Taylor Swift

Photo: Dimitrios Kambouris/VMN19/Getty Images


Taylor Swift Plots 2020 World Tour With U.S. Dates For Lover Fest East & West

Following dates in Europe and South America, Swift will land in the U.S. for Lover Fest East and West, where the pop star will open Los Angeles' brand new stadium

GRAMMYs/Sep 18, 2019 - 02:38 am

Taylor Swift  will be spreading the love in support of her hit album 2020, but it may or may not be in a city near you. The GRAMMY winner announced plans for her summer 2020 tour in support of her seventh studio album, including two shows each in Foxborough, Mass. and Los Angeles for Lover Fest East and West respectively as the only four U.S. dates announced so far.

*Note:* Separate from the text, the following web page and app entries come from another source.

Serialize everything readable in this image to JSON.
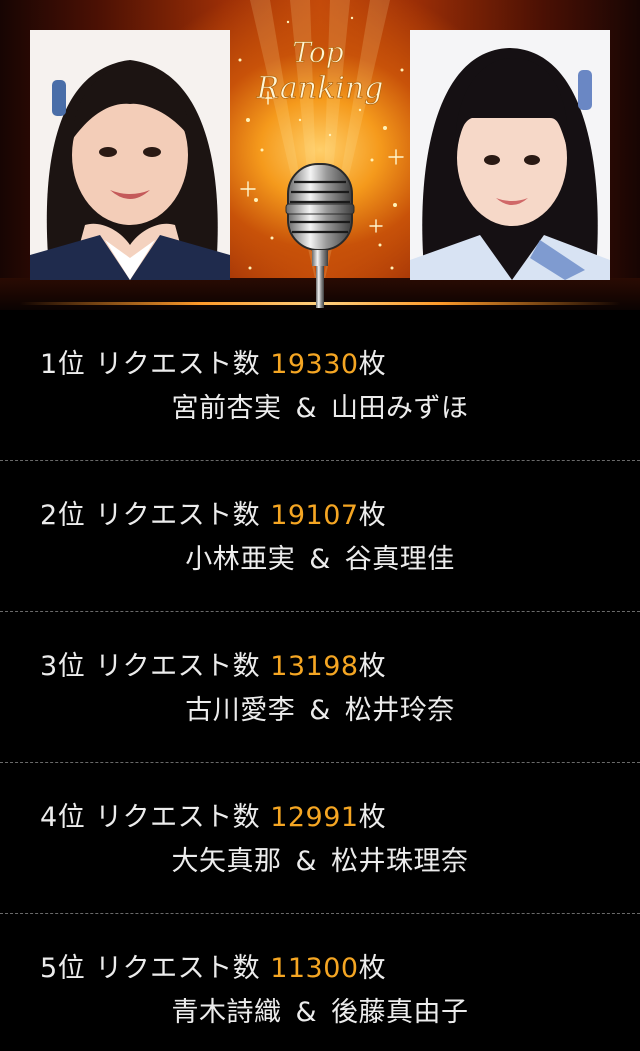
{
  "header": {
    "logo_line1": "Top",
    "logo_line2": "Ranking"
  },
  "ranking": {
    "rank_suffix": "位",
    "request_label": "リクエスト数",
    "unit": "枚",
    "separator": "&",
    "accent_color": "#f5a623",
    "text_color": "#ececec",
    "items": [
      {
        "rank": "1",
        "count": "19330",
        "member_a": "宮前杏実",
        "member_b": "山田みずほ"
      },
      {
        "rank": "2",
        "count": "19107",
        "member_a": "小林亜実",
        "member_b": "谷真理佳"
      },
      {
        "rank": "3",
        "count": "13198",
        "member_a": "古川愛李",
        "member_b": "松井玲奈"
      },
      {
        "rank": "4",
        "count": "12991",
        "member_a": "大矢真那",
        "member_b": "松井珠理奈"
      },
      {
        "rank": "5",
        "count": "11300",
        "member_a": "青木詩織",
        "member_b": "後藤真由子"
      }
    ]
  }
}
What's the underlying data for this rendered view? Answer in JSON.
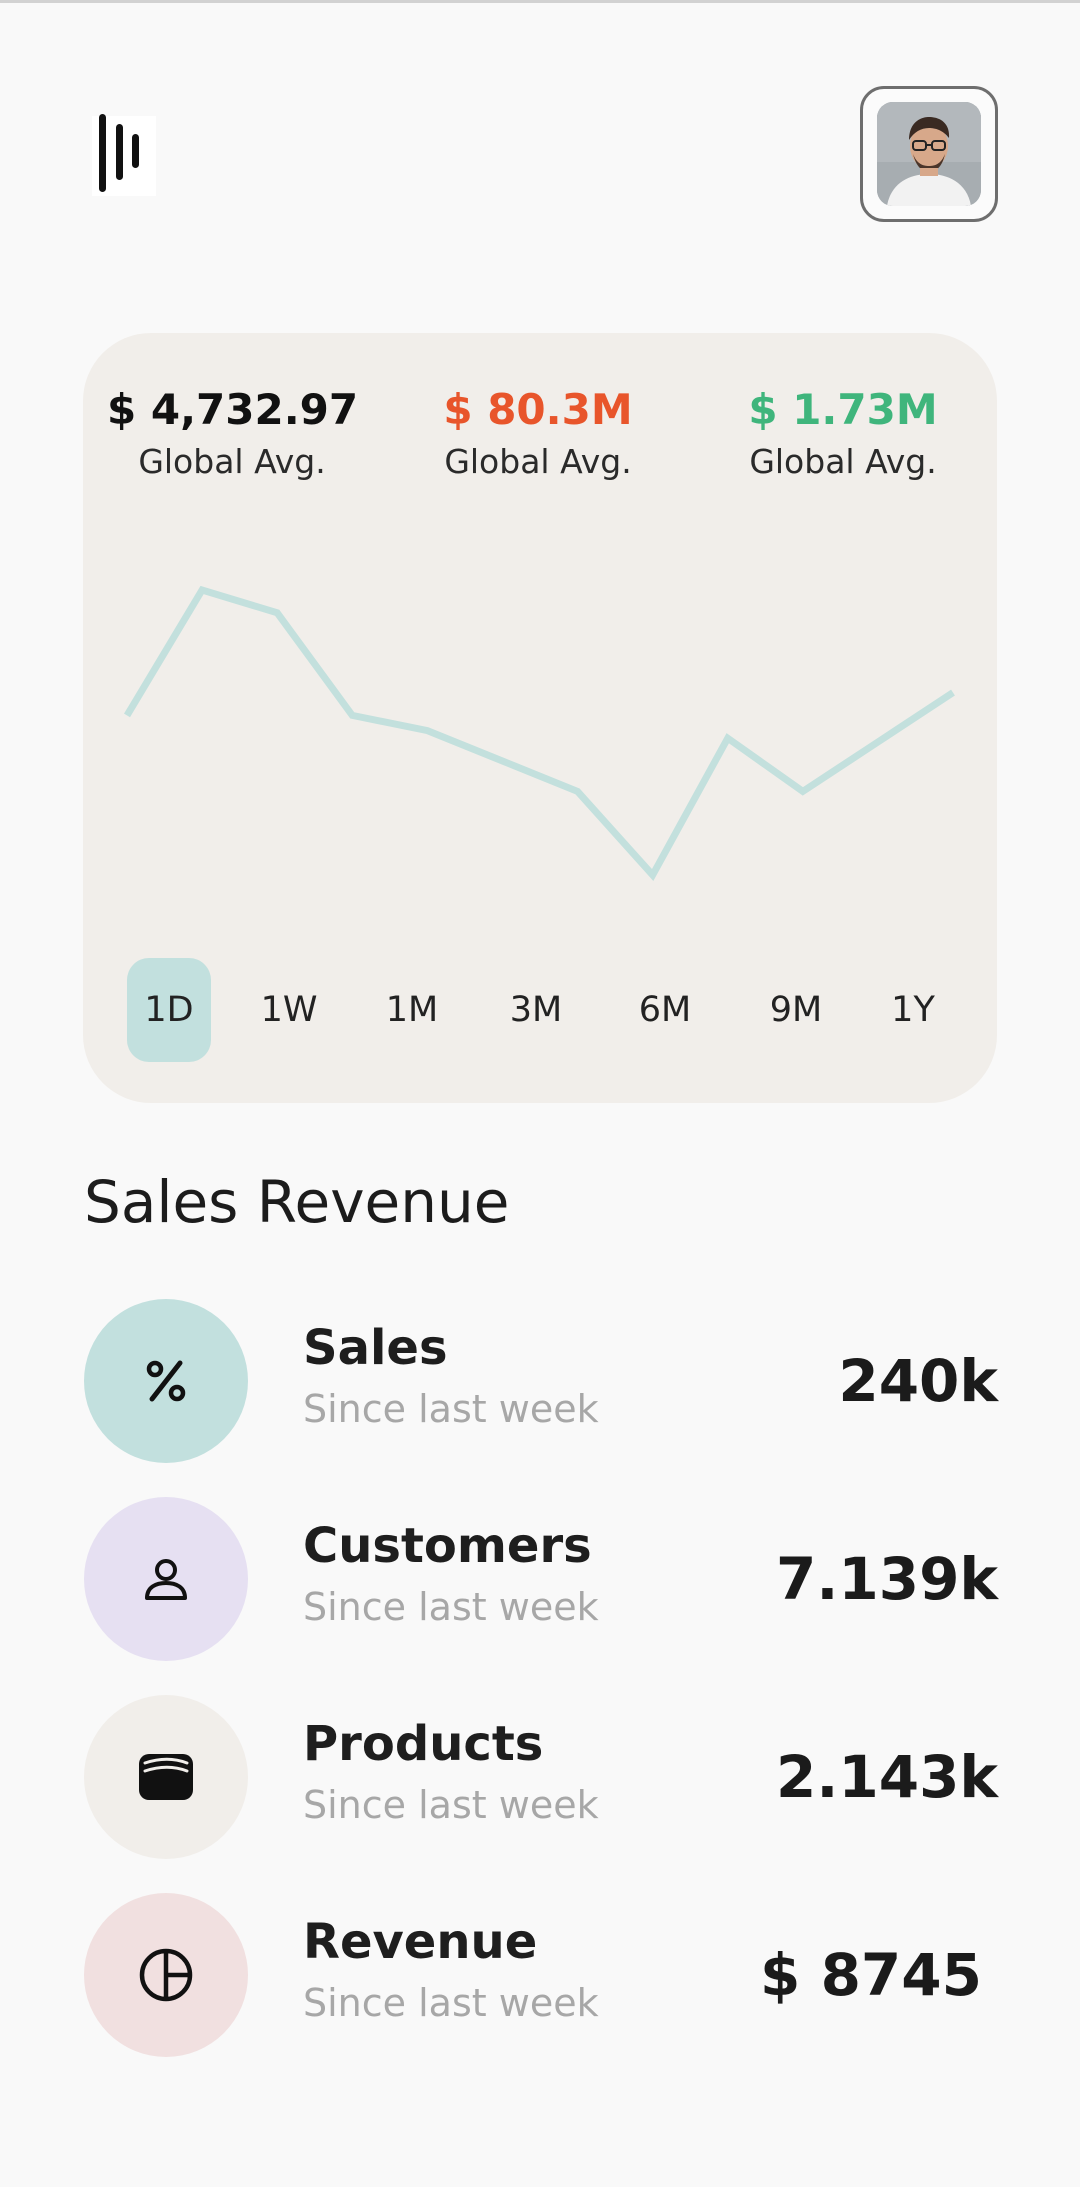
{
  "header": {
    "menu_icon": "menu-bars-icon",
    "avatar_icon": "user-avatar-photo"
  },
  "stats": [
    {
      "value": "$ 4,732.97",
      "label": "Global Avg.",
      "color": "#111111"
    },
    {
      "value": "$ 80.3M",
      "label": "Global Avg.",
      "color": "#e8552b"
    },
    {
      "value": "$ 1.73M",
      "label": "Global Avg.",
      "color": "#3fb57c"
    }
  ],
  "chart_data": {
    "type": "line",
    "x": [
      0,
      1,
      2,
      3,
      4,
      5,
      6,
      7,
      8,
      9,
      10,
      11
    ],
    "values": [
      52,
      85,
      79,
      52,
      48,
      40,
      32,
      10,
      46,
      32,
      45,
      58
    ],
    "ylim": [
      0,
      100
    ],
    "grid": false,
    "color": "#c3e0dd"
  },
  "ranges": [
    {
      "label": "1D",
      "active": true
    },
    {
      "label": "1W",
      "active": false
    },
    {
      "label": "1M",
      "active": false
    },
    {
      "label": "3M",
      "active": false
    },
    {
      "label": "6M",
      "active": false
    },
    {
      "label": "9M",
      "active": false
    },
    {
      "label": "1Y",
      "active": false
    }
  ],
  "section": {
    "title": "Sales Revenue"
  },
  "metrics": [
    {
      "title": "Sales",
      "subtitle": "Since last week",
      "value": "240k",
      "icon": "percent-icon",
      "bg": "#c2e0de"
    },
    {
      "title": "Customers",
      "subtitle": "Since last week",
      "value": "7.139k",
      "icon": "person-icon",
      "bg": "#e6e0f2"
    },
    {
      "title": "Products",
      "subtitle": "Since last week",
      "value": "2.143k",
      "icon": "wallet-icon",
      "bg": "#f1eeea"
    },
    {
      "title": "Revenue",
      "subtitle": "Since last week",
      "value": "$ 8745",
      "icon": "pie-chart-icon",
      "bg": "#f1e0e0"
    }
  ]
}
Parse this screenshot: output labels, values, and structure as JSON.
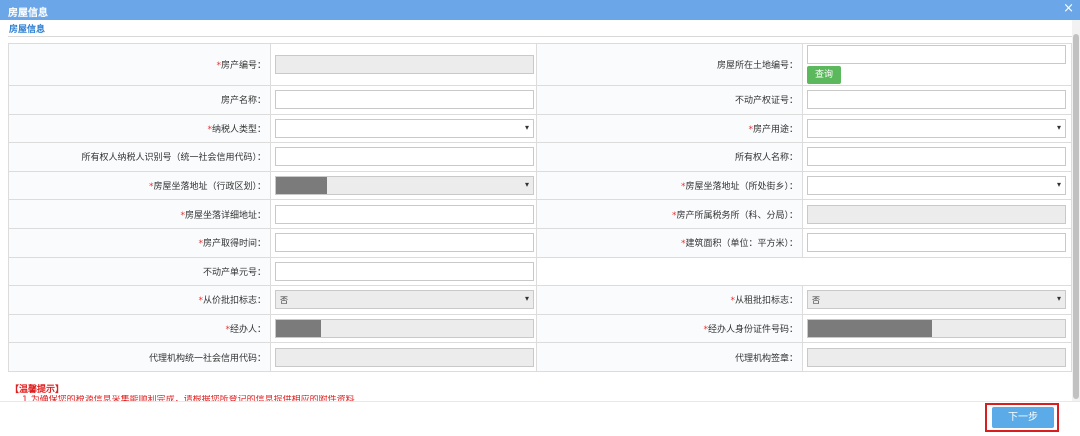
{
  "window": {
    "title": "房屋信息",
    "close_icon": "×"
  },
  "section": {
    "title": "房屋信息"
  },
  "fields": {
    "property_no": {
      "label": "房产编号：",
      "required": "*"
    },
    "land_no": {
      "label": "房屋所在土地编号：",
      "query_label": "查询"
    },
    "property_name": {
      "label": "房产名称："
    },
    "cert_no": {
      "label": "不动产权证号："
    },
    "taxpayer_type": {
      "label": "纳税人类型：",
      "required": "*"
    },
    "usage": {
      "label": "房产用途：",
      "required": "*"
    },
    "owner_taxid": {
      "label": "所有权人纳税人识别号（统一社会信用代码）："
    },
    "owner_name": {
      "label": "所有权人名称："
    },
    "district": {
      "label": "房屋坐落地址（行政区划）：",
      "required": "*"
    },
    "street": {
      "label": "房屋坐落地址（所处街乡）：",
      "required": "*"
    },
    "detail_addr": {
      "label": "房屋坐落详细地址：",
      "required": "*"
    },
    "tax_office": {
      "label": "房产所属税务所（科、分局）：",
      "required": "*"
    },
    "acquire_time": {
      "label": "房产取得时间：",
      "required": "*"
    },
    "area": {
      "label": "建筑面积（单位：平方米）：",
      "required": "*"
    },
    "unit_no": {
      "label": "不动产单元号："
    },
    "value_flag": {
      "label": "从价批扣标志：",
      "required": "*",
      "value": "否"
    },
    "rent_flag": {
      "label": "从租批扣标志：",
      "required": "*",
      "value": "否"
    },
    "handler": {
      "label": "经办人：",
      "required": "*"
    },
    "handler_id": {
      "label": "经办人身份证件号码：",
      "required": "*"
    },
    "agency_code": {
      "label": "代理机构统一社会信用代码："
    },
    "agency_sign": {
      "label": "代理机构签章："
    }
  },
  "tips": {
    "title": "【温馨提示】",
    "text": "1.为确保您的税源信息采集能顺利完成，请根据您所登记的信息提供相应的附件资料"
  },
  "footer": {
    "next_label": "下一步"
  },
  "colors": {
    "titlebar": "#6aa6e8",
    "required": "#e33333",
    "query_button": "#5cb85c",
    "next_button": "#5aabe8",
    "highlight_outline": "#d81e1e"
  },
  "icons": {
    "dropdown": "chevron-down-icon",
    "close": "close-icon"
  }
}
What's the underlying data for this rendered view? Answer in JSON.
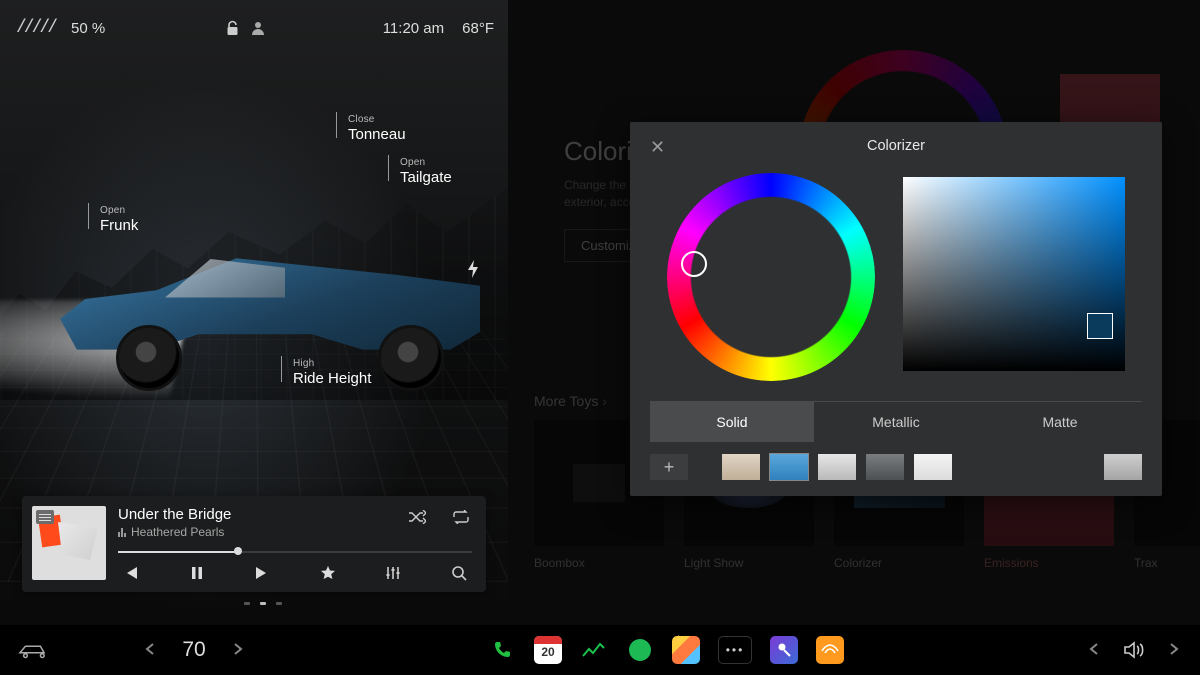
{
  "status": {
    "battery_percent": "50 %",
    "time": "11:20 am",
    "temp_outside": "68°F"
  },
  "callouts": {
    "tonneau": {
      "caption": "Close",
      "label": "Tonneau"
    },
    "tailgate": {
      "caption": "Open",
      "label": "Tailgate"
    },
    "frunk": {
      "caption": "Open",
      "label": "Frunk"
    },
    "ride": {
      "caption": "High",
      "label": "Ride Height"
    }
  },
  "media": {
    "track": "Under the Bridge",
    "artist": "Heathered Pearls"
  },
  "toybox": {
    "title": "Colorizer",
    "blurb_l1": "Change the color of your Cybertruck. Includes",
    "blurb_l2": "exterior, accent and wheel options.",
    "customize": "Customize",
    "more": "More Toys",
    "tiles": {
      "boombox": "Boombox",
      "lightshow": "Light Show",
      "colorizer": "Colorizer",
      "emissions": "Emissions",
      "trax": "Trax"
    }
  },
  "modal": {
    "title": "Colorizer",
    "tabs": {
      "solid": "Solid",
      "metallic": "Metallic",
      "matte": "Matte"
    }
  },
  "dock": {
    "temp_cabin": "70",
    "calendar_day": "20"
  }
}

The tour kicks off in Belgium on June 20 and hits festivals in seven European countries before heading to Sao Paulo, Brazil on July 18 then heading to U.S. Swift will then present Lover Fest West with back-to-back Los Angeles July 25 and 26 at the newly named SoFi Stadium. The concerts will serve as the grand opening of the much-anticipated NFL venue. The tour will wrap a double header at Gillette Stadiuim in Foxborough July 31 and Aug 1

"The Lover album is open fields, sunsets, + SUMMER. I want to perform it in a way that feels authentic," she tweeted. "I want to go to some places I haven’t been and play festivals. Where we didn’t have festivals, we made some. Introducing, Lover Fest East + West!" 

Lover was released Aug. 23 and debuted at No. 1 on the Billboard 200. Her sold-out tour for her previous album, 2017's Reputation, was the highest grossing U.S. tour ever, breaking her own record.

Tickets for the new dates go on sale to the general public via Ticketmaster on Oct. 17.